**Action item**
Go through the records and set each one down exactly, skipping any picture.

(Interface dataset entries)
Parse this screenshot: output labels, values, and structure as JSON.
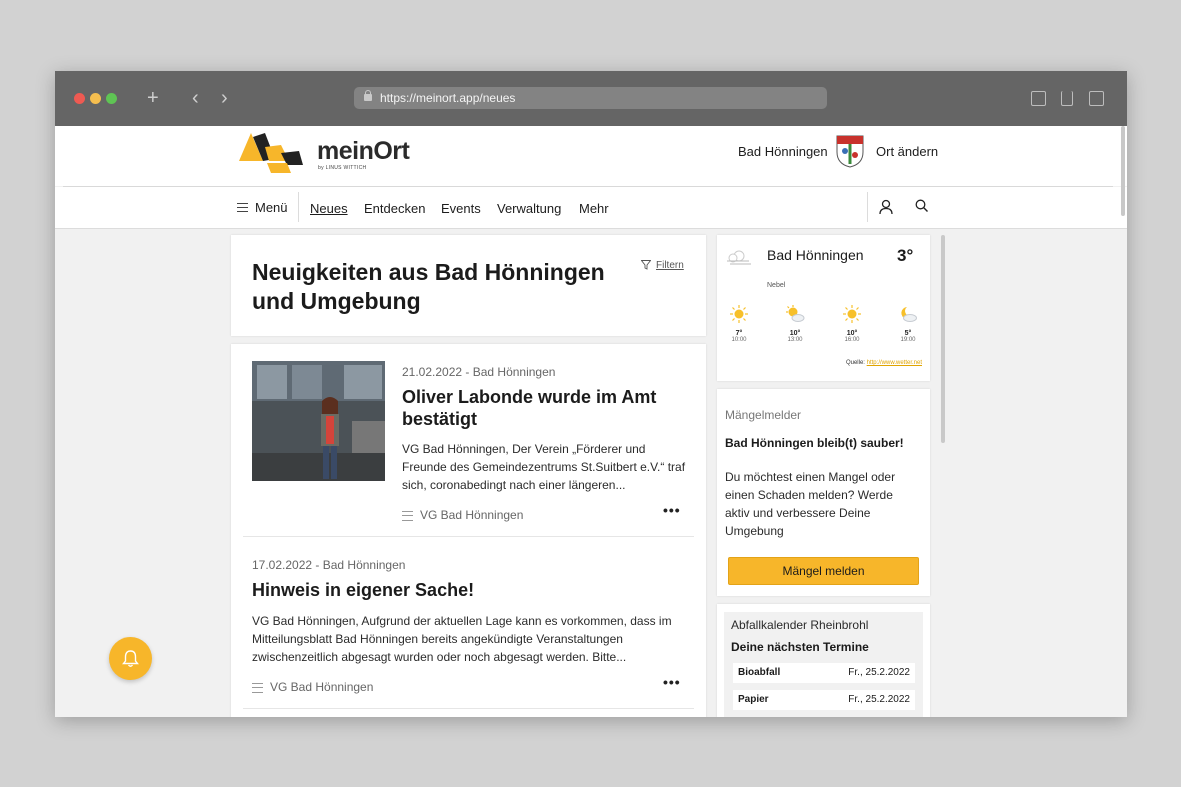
{
  "browser": {
    "url": "https://meinort.app/neues"
  },
  "header": {
    "logo_text": "meinOrt",
    "logo_sub": "by LINUS WITTICH",
    "town": "Bad Hönningen",
    "change_location": "Ort ändern"
  },
  "nav": {
    "menu_label": "Menü",
    "items": [
      "Neues",
      "Entdecken",
      "Events",
      "Verwaltung",
      "Mehr"
    ],
    "active": "Neues"
  },
  "news": {
    "title": "Neuigkeiten aus Bad Hönningen und Umgebung",
    "filter_label": "Filtern",
    "articles": [
      {
        "meta": "21.02.2022 - Bad Hönningen",
        "title": "Oliver Labonde wurde im Amt bestätigt",
        "text": "VG Bad Hönningen, Der Verein „Förderer und Freunde des Gemeindezentrums St.Suitbert e.V.“ traf sich, coronabedingt nach einer längeren...",
        "source": "VG Bad Hönningen"
      },
      {
        "meta": "17.02.2022 - Bad Hönningen",
        "title": "Hinweis in eigener Sache!",
        "text": "VG Bad Hönningen, Aufgrund der aktuellen Lage kann es vorkommen, dass im Mitteilungsblatt Bad Hönningen bereits angekündigte Veranstaltungen zwischenzeitlich abgesagt wurden oder noch abgesagt werden. Bitte...",
        "source": "VG Bad Hönningen"
      }
    ]
  },
  "weather": {
    "town": "Bad Hönningen",
    "condition": "Nebel",
    "temperature": "3°",
    "icon": "fog-icon",
    "forecast": [
      {
        "temp": "7°",
        "time": "10:00",
        "icon": "sun-icon"
      },
      {
        "temp": "10°",
        "time": "13:00",
        "icon": "sun-cloud-icon"
      },
      {
        "temp": "10°",
        "time": "16:00",
        "icon": "sun-icon"
      },
      {
        "temp": "5°",
        "time": "19:00",
        "icon": "moon-cloud-icon"
      }
    ],
    "source_label": "Quelle:",
    "source_link": "http://www.wetter.net"
  },
  "defects": {
    "label": "Mängelmelder",
    "headline": "Bad Hönningen bleib(t) sauber!",
    "text": "Du möchtest einen Mangel oder einen Schaden melden? Werde aktiv und verbessere Deine Umgebung",
    "button": "Mängel melden"
  },
  "waste": {
    "title": "Abfallkalender Rheinbrohl",
    "subtitle": "Deine nächsten Termine",
    "entries": [
      {
        "type": "Bioabfall",
        "date": "Fr., 25.2.2022"
      },
      {
        "type": "Papier",
        "date": "Fr., 25.2.2022"
      }
    ]
  },
  "colors": {
    "accent": "#f7b62a",
    "chrome": "#656565"
  }
}
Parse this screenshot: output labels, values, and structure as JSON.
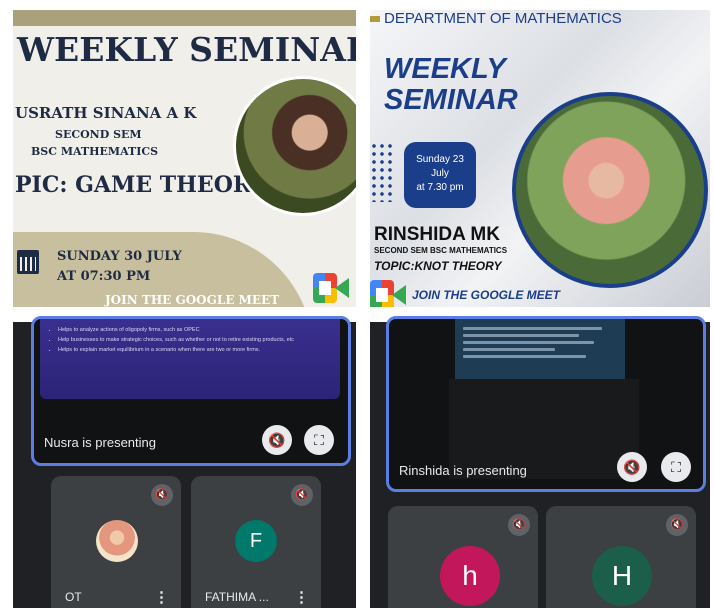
{
  "poster_left": {
    "title": "WEEKLY SEMINAR",
    "presenter": "USRATH SINANA A K",
    "semester": "SECOND SEM",
    "course": "BSC MATHEMATICS",
    "topic": "PIC: GAME THEORY",
    "date": "SUNDAY 30 JULY",
    "time": "AT 07:30 PM",
    "join": "JOIN THE GOOGLE MEET",
    "icons": [
      "calendar-icon",
      "google-meet-icon"
    ]
  },
  "poster_right": {
    "department": "DEPARTMENT OF MATHEMATICS",
    "title_line1": "WEEKLY",
    "title_line2": "SEMINAR",
    "date_day": "Sunday 23",
    "date_month": "July",
    "date_time": "at 7.30 pm",
    "presenter": "RINSHIDA MK",
    "semester": "SECOND SEM BSC MATHEMATICS",
    "topic": "TOPIC:KNOT THEORY",
    "join": "JOIN THE GOOGLE MEET",
    "icons": [
      "google-meet-icon"
    ]
  },
  "meet_left": {
    "slide_bullets": [
      "Helps to analyze actions of oligopoly firms, such as OPEC",
      "Help businesses to make strategic choices, such as whether or not to retire existing products, etc",
      "Helps to explain market equilibrium in a scenario when there are two or more firms."
    ],
    "presenting_label": "Nusra is presenting",
    "participants": [
      {
        "name": "OT",
        "initial": "",
        "mic": "mic-off-icon"
      },
      {
        "name": "FATHIMA ...",
        "initial": "F",
        "mic": "mic-off-icon"
      }
    ],
    "controls": {
      "mute_icon": "mic-off-icon",
      "fullscreen_icon": "fullscreen-icon",
      "more_icon": "more-vert-icon"
    },
    "accent_color": "#5b7ee5"
  },
  "meet_right": {
    "presenting_label": "Rinshida is presenting",
    "participants": [
      {
        "name": "",
        "initial": "h",
        "mic": "mic-off-icon"
      },
      {
        "name": "",
        "initial": "H",
        "mic": "mic-off-icon"
      }
    ],
    "controls": {
      "mute_icon": "mic-off-icon",
      "fullscreen_icon": "fullscreen-icon"
    },
    "accent_color": "#5b7ee5"
  }
}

**Exercise output**
Parse this screenshot: output labels, values, and structure as JSON.
{
  "browser": {
    "url": "https://meinort.app/neues"
  },
  "header": {
    "logo_text": "meinOrt",
    "logo_sub": "by LINUS WITTICH",
    "town": "Bad Hönningen",
    "change_location": "Ort ändern"
  },
  "nav": {
    "menu_label": "Menü",
    "items": [
      "Neues",
      "Entdecken",
      "Events",
      "Verwaltung",
      "Mehr"
    ],
    "active": "Neues"
  },
  "news": {
    "title": "Neuigkeiten aus Bad Hönningen und Umgebung",
    "filter_label": "Filtern",
    "articles": [
      {
        "meta": "21.02.2022 - Bad Hönningen",
        "title": "Oliver Labonde wurde im Amt bestätigt",
        "text": "VG Bad Hönningen, Der Verein „Förderer und Freunde des Gemeindezentrums St.Suitbert e.V.“ traf sich, coronabedingt nach einer längeren...",
        "source": "VG Bad Hönningen"
      },
      {
        "meta": "17.02.2022 - Bad Hönningen",
        "title": "Hinweis in eigener Sache!",
        "text": "VG Bad Hönningen, Aufgrund der aktuellen Lage kann es vorkommen, dass im Mitteilungsblatt Bad Hönningen bereits angekündigte Veranstaltungen zwischenzeitlich abgesagt wurden oder noch abgesagt werden. Bitte...",
        "source": "VG Bad Hönningen"
      }
    ]
  },
  "weather": {
    "town": "Bad Hönningen",
    "condition": "Nebel",
    "temperature": "3°",
    "icon": "fog-icon",
    "forecast": [
      {
        "temp": "7°",
        "time": "10:00",
        "icon": "sun-icon"
      },
      {
        "temp": "10°",
        "time": "13:00",
        "icon": "sun-cloud-icon"
      },
      {
        "temp": "10°",
        "time": "16:00",
        "icon": "sun-icon"
      },
      {
        "temp": "5°",
        "time": "19:00",
        "icon": "moon-cloud-icon"
      }
    ],
    "source_label": "Quelle:",
    "source_link": "http://www.wetter.net"
  },
  "defects": {
    "label": "Mängelmelder",
    "headline": "Bad Hönningen bleib(t) sauber!",
    "text": "Du möchtest einen Mangel oder einen Schaden melden? Werde aktiv und verbessere Deine Umgebung",
    "button": "Mängel melden"
  },
  "waste": {
    "title": "Abfallkalender Rheinbrohl",
    "subtitle": "Deine nächsten Termine",
    "entries": [
      {
        "type": "Bioabfall",
        "date": "Fr., 25.2.2022"
      },
      {
        "type": "Papier",
        "date": "Fr., 25.2.2022"
      }
    ]
  },
  "colors": {
    "accent": "#f7b62a",
    "chrome": "#656565"
  }
}
Parse this screenshot: output labels, values, and structure as JSON.
{
  "poster_left": {
    "title": "WEEKLY SEMINAR",
    "presenter": "USRATH SINANA A K",
    "semester": "SECOND SEM",
    "course": "BSC MATHEMATICS",
    "topic": "PIC: GAME THEORY",
    "date": "SUNDAY 30 JULY",
    "time": "AT 07:30 PM",
    "join": "JOIN THE GOOGLE MEET",
    "icons": [
      "calendar-icon",
      "google-meet-icon"
    ]
  },
  "poster_right": {
    "department": "DEPARTMENT OF MATHEMATICS",
    "title_line1": "WEEKLY",
    "title_line2": "SEMINAR",
    "date_day": "Sunday 23",
    "date_month": "July",
    "date_time": "at 7.30 pm",
    "presenter": "RINSHIDA MK",
    "semester": "SECOND SEM BSC MATHEMATICS",
    "topic": "TOPIC:KNOT THEORY",
    "join": "JOIN THE GOOGLE MEET",
    "icons": [
      "google-meet-icon"
    ]
  },
  "meet_left": {
    "slide_bullets": [
      "Helps to analyze actions of oligopoly firms, such as OPEC",
      "Help businesses to make strategic choices, such as whether or not to retire existing products, etc",
      "Helps to explain market equilibrium in a scenario when there are two or more firms."
    ],
    "presenting_label": "Nusra is presenting",
    "participants": [
      {
        "name": "OT",
        "initial": "",
        "mic": "mic-off-icon"
      },
      {
        "name": "FATHIMA ...",
        "initial": "F",
        "mic": "mic-off-icon"
      }
    ],
    "controls": {
      "mute_icon": "mic-off-icon",
      "fullscreen_icon": "fullscreen-icon",
      "more_icon": "more-vert-icon"
    },
    "accent_color": "#5b7ee5"
  },
  "meet_right": {
    "presenting_label": "Rinshida is presenting",
    "participants": [
      {
        "name": "",
        "initial": "h",
        "mic": "mic-off-icon"
      },
      {
        "name": "",
        "initial": "H",
        "mic": "mic-off-icon"
      }
    ],
    "controls": {
      "mute_icon": "mic-off-icon",
      "fullscreen_icon": "fullscreen-icon"
    },
    "accent_color": "#5b7ee5"
  }
}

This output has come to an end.